With his new album, ‘Naked Allies’, Irish – Australian tenor and alto saxophonist Daniel Rorke builds a bridge between Dublin, his current base and New York. He joins forces with fellow Dublin musician Matthew Jacobson on drums and New York-based musicians Simon Jermyn on bass and Oscar Noriega, alto sax and bass clarinet. Rorke has lived and worked in Iceland, Norway and Australia playing with Hilmar Jensson, Per Oddvar, Rune Nergaard and Alister Spence to name but a few. Five of the seven tracks on Naked Allies are original compositions by Rorke, the remaining two by frequent collaborator Jacobson. The album was recorded last year at Figure 8 Studios, Brooklyn, New York and is one of the first releases on Orenda Records, a small Southern California based label.
The title track, ‘Naked Allies’, weaves its horn theme intro with precision, two saxes soon alternate solos but there’s a competitive edge here as the exchange becomes a more heated abstract expression before returning to the structure of the introductory riffing. All the while the submerged throb of the electric bass gives the piece a satisfying disconnect with what’s going on higher in the register. Jermyn’s bass almost sounds as if it is leaking into the recording from an adjacent studio, giving the tune a uniquely juxtaposed sound.
The second track, ‘I’m Benter’, begins with soothing low key tone and pace. Here the bass sounds more acoustic, sketchy and playful. The drums tap around the sax as it gently ebbs and flows, the whole thing has the atmosphere of the city in the small hours, the sax mimicking the background urban sounds of passing traffic or a distant freight train. Drums and bass increase in volume incrementally picking out a groove.
‘Shitbearder’, an eye catchingly titled song, and probably my favourite, provides an extremely funky variation on the sounds already introduced to us with bass and drums tightly clipped but right on target as they build around the rest of the group. The structure soon breaks down into a freer exploration, there is a sudden and urgent change of pace as the original motif is brought sharply to the fore. The whole thing is concluded rather neatly with a single exhalation from the sax.

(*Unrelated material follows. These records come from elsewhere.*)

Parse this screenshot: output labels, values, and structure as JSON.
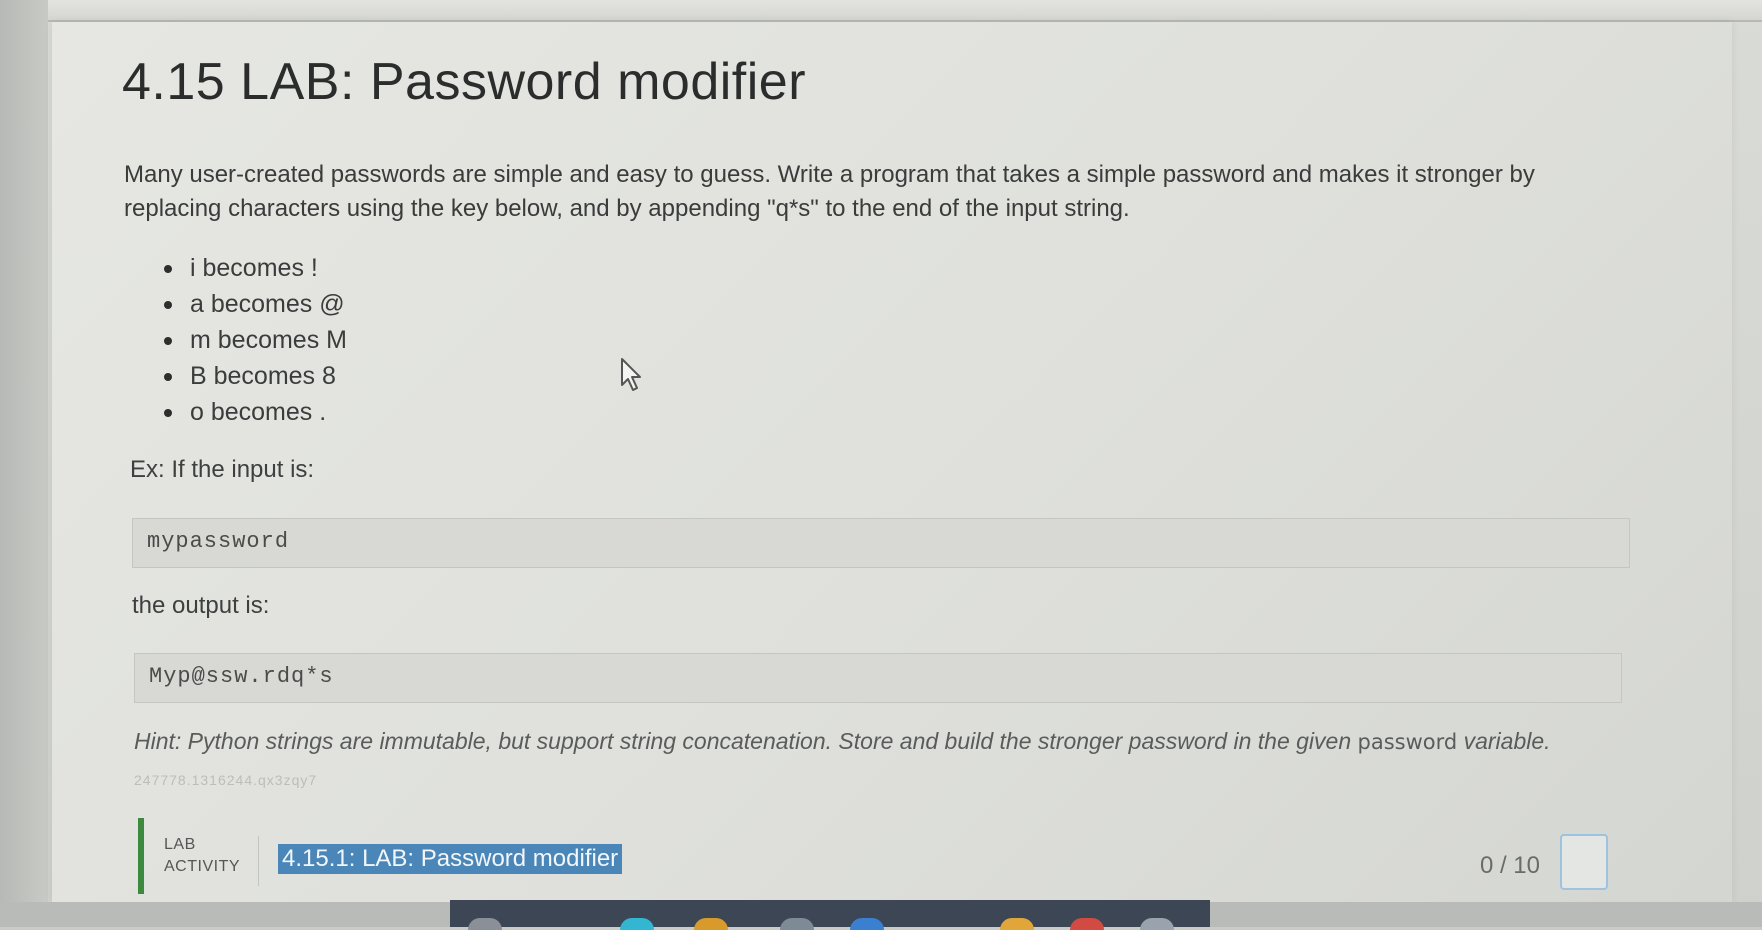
{
  "page": {
    "title": "4.15 LAB: Password modifier",
    "description": "Many user-created passwords are simple and easy to guess. Write a program that takes a simple password and makes it stronger by replacing characters using the key below, and by appending \"q*s\" to the end of the input string."
  },
  "rules": [
    "i becomes !",
    "a becomes @",
    "m becomes M",
    "B becomes 8",
    "o becomes ."
  ],
  "example": {
    "input_label": "Ex: If the input is:",
    "input_value": "mypassword",
    "output_label": "the output is:",
    "output_value": "Myp@ssw.rdq*s"
  },
  "hint": {
    "text": "Hint: Python strings are immutable, but support string concatenation. Store and build the stronger password in the given",
    "code": "password",
    "suffix": "variable."
  },
  "faint_id": "247778.1316244.qx3zqy7",
  "lab": {
    "label_line1": "LAB",
    "label_line2": "ACTIVITY",
    "title": "4.15.1: LAB: Password modifier",
    "score": "0 / 10",
    "accent_color": "#3b8a3e",
    "link_highlight_color": "#4a86b8"
  },
  "icons": {
    "cursor": "mouse-pointer-icon",
    "completion": "checkbox-icon"
  }
}
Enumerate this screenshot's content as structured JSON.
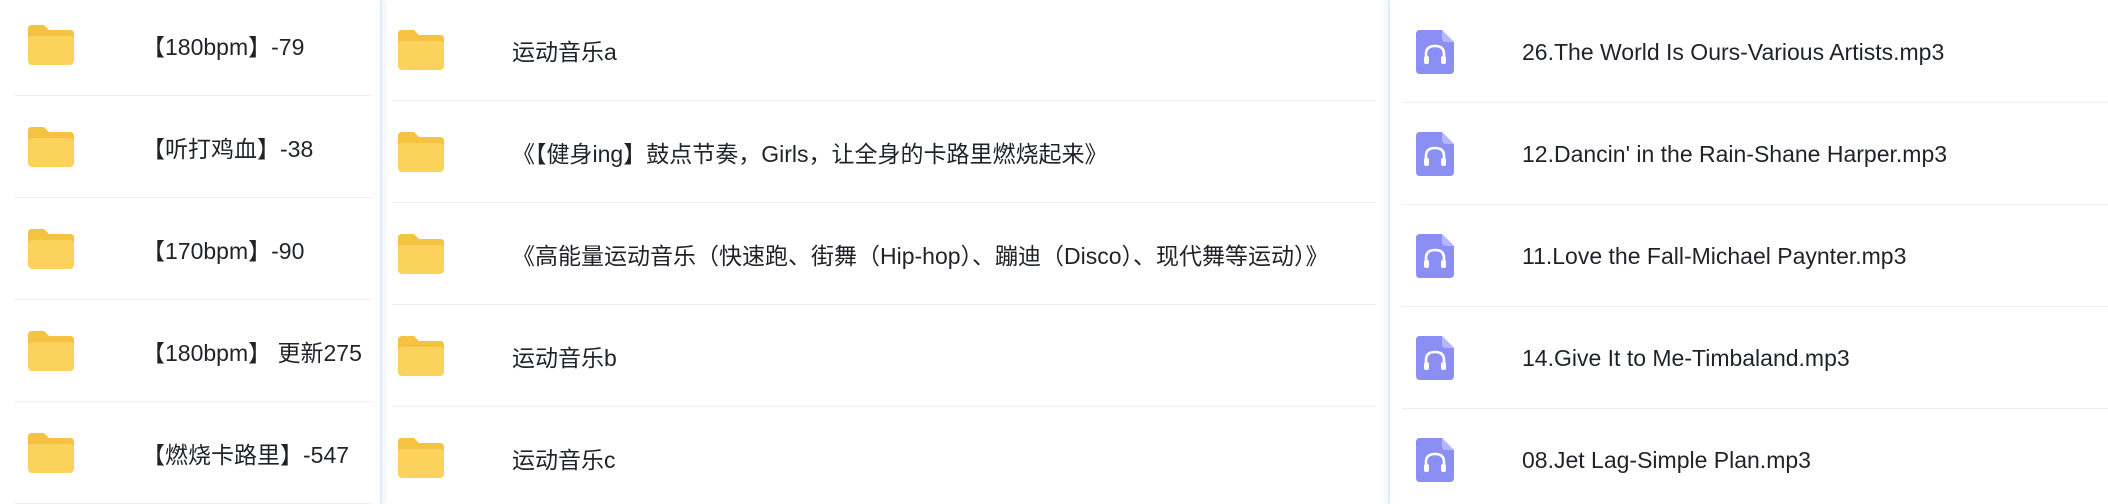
{
  "colors": {
    "folder": "#fbd35c",
    "folder_back": "#f5c242",
    "audio_icon": "#8b8ff4",
    "text": "#1f2329",
    "divider": "#eef0f3"
  },
  "panes": {
    "left": {
      "items": [
        {
          "label": "【180bpm】-79",
          "icon": "folder-icon"
        },
        {
          "label": "【听打鸡血】-38",
          "icon": "folder-icon"
        },
        {
          "label": "【170bpm】-90",
          "icon": "folder-icon"
        },
        {
          "label": "【180bpm】 更新275",
          "icon": "folder-icon"
        },
        {
          "label": "【燃烧卡路里】-547",
          "icon": "folder-icon"
        }
      ]
    },
    "middle": {
      "items": [
        {
          "label": "运动音乐a",
          "icon": "folder-icon"
        },
        {
          "label": "《【健身ing】鼓点节奏，Girls，让全身的卡路里燃烧起来》",
          "icon": "folder-icon"
        },
        {
          "label": "《高能量运动音乐（快速跑、街舞（Hip-hop）、蹦迪（Disco）、现代舞等运动）》",
          "icon": "folder-icon"
        },
        {
          "label": "运动音乐b",
          "icon": "folder-icon"
        },
        {
          "label": "运动音乐c",
          "icon": "folder-icon"
        }
      ]
    },
    "right": {
      "items": [
        {
          "label": "26.The World Is Ours-Various Artists.mp3",
          "icon": "audio-file-icon"
        },
        {
          "label": "12.Dancin' in the Rain-Shane Harper.mp3",
          "icon": "audio-file-icon"
        },
        {
          "label": "11.Love the Fall-Michael Paynter.mp3",
          "icon": "audio-file-icon"
        },
        {
          "label": "14.Give It to Me-Timbaland.mp3",
          "icon": "audio-file-icon"
        },
        {
          "label": "08.Jet Lag-Simple Plan.mp3",
          "icon": "audio-file-icon"
        }
      ]
    }
  }
}
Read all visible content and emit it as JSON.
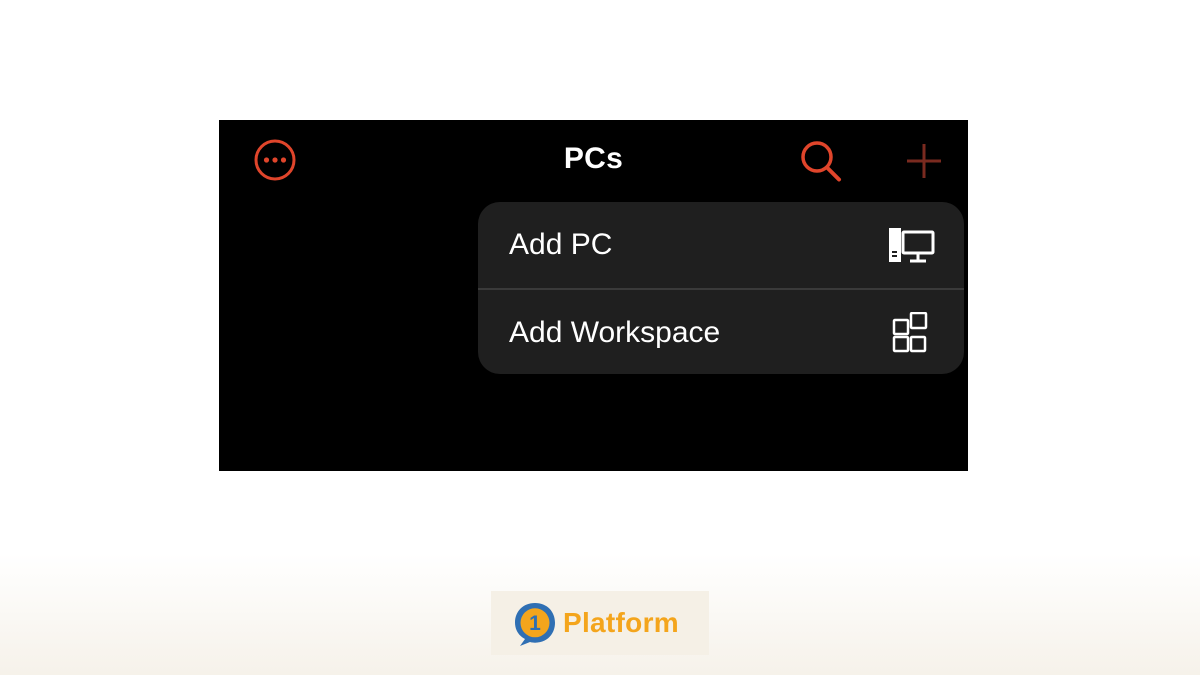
{
  "header": {
    "title": "PCs",
    "more_icon": "more-horizontal-icon",
    "search_icon": "search-icon",
    "add_icon": "plus-icon"
  },
  "menu": {
    "items": [
      {
        "label": "Add PC",
        "icon": "desktop-pc-icon"
      },
      {
        "label": "Add Workspace",
        "icon": "workspace-grid-icon"
      }
    ]
  },
  "logo": {
    "badge_text": "1",
    "text": "Platform"
  },
  "colors": {
    "accent": "#e0452b",
    "screen_bg": "#000000",
    "menu_bg": "#1f1f1f",
    "logo_orange": "#f4a51c",
    "logo_blue": "#2f6fb3"
  }
}
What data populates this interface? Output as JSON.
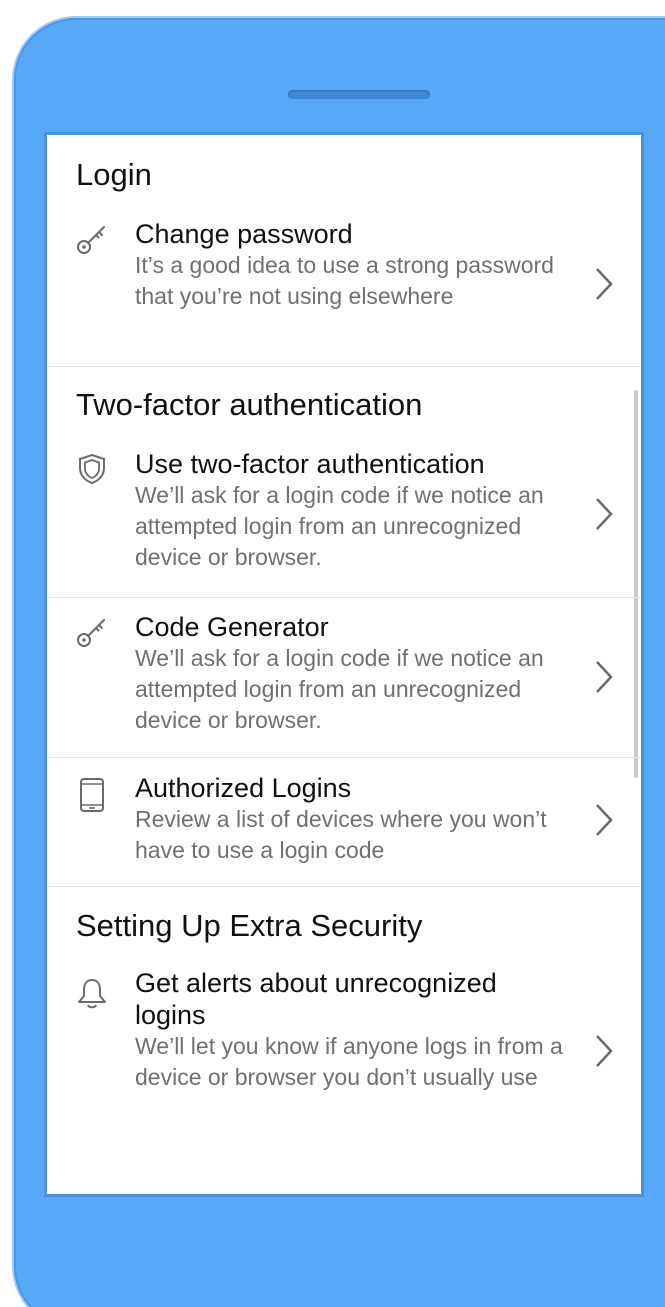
{
  "sections": [
    {
      "title": "Login",
      "items": [
        {
          "title": "Change password",
          "description": "It’s a good idea to use a strong password that you’re not using elsewhere",
          "icon": "key-icon"
        }
      ]
    },
    {
      "title": "Two-factor authentication",
      "items": [
        {
          "title": "Use two-factor authentication",
          "description": "We’ll ask for a login code if we notice an attempted login from an unrecognized device or browser.",
          "icon": "shield-icon"
        },
        {
          "title": "Code Generator",
          "description": "We’ll ask for a login code if we notice an attempted login from an unrecognized device or browser.",
          "icon": "key-icon"
        },
        {
          "title": "Authorized Logins",
          "description": "Review a list of devices where you won’t have to use a login code",
          "icon": "phone-icon"
        }
      ]
    },
    {
      "title": "Setting Up Extra Security",
      "items": [
        {
          "title": "Get alerts about unrecognized logins",
          "description": "We’ll let you know if anyone logs in from a device or browser you don’t usually use",
          "icon": "bell-icon"
        }
      ]
    }
  ],
  "colors": {
    "phone_body": "#57a8f7",
    "screen_border": "#4a92de",
    "text_primary": "#111111",
    "text_secondary": "#707070",
    "icon": "#6a6a6a",
    "divider": "#e3e3e3"
  }
}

‘Bk’, a quiet and sombre track has more of a Nordic feel about it, plenty of percussive rattles and brushes are pleasingly evident but with a hint of Jaco Pastorious style harmonics on the bass. The sax is joined by bass clarinet, deepening the already sombre mood. It’s followed by ‘Dorothy’, which flows almost seamlessly from the previous track. Both saxes build an intensity as the whole atmosphere is transformed with the introduction of the bass which sounds like it’s emanating from the subwoofer of a passing car. I really savoured the way these layers in the music are meshed together.
The record is impressively presented with an enigmatic sleeve illustration which at first glance appears like something from a 60s sci-fi paperback. It is in fact by nineteenth-century French artist and émigré to the US Étienne Léopold Trouvelot and looks quite embryonic but is aptly revealed to be an impression of the planet Mars.
The more I listen to this record the more I like it, especially the way it fuses a 60s jazz feel with Nordic overtones and very contemporary urban undertones. The more abstract inclinations of the players have been finely balanced with enough structure to keep me going back for more.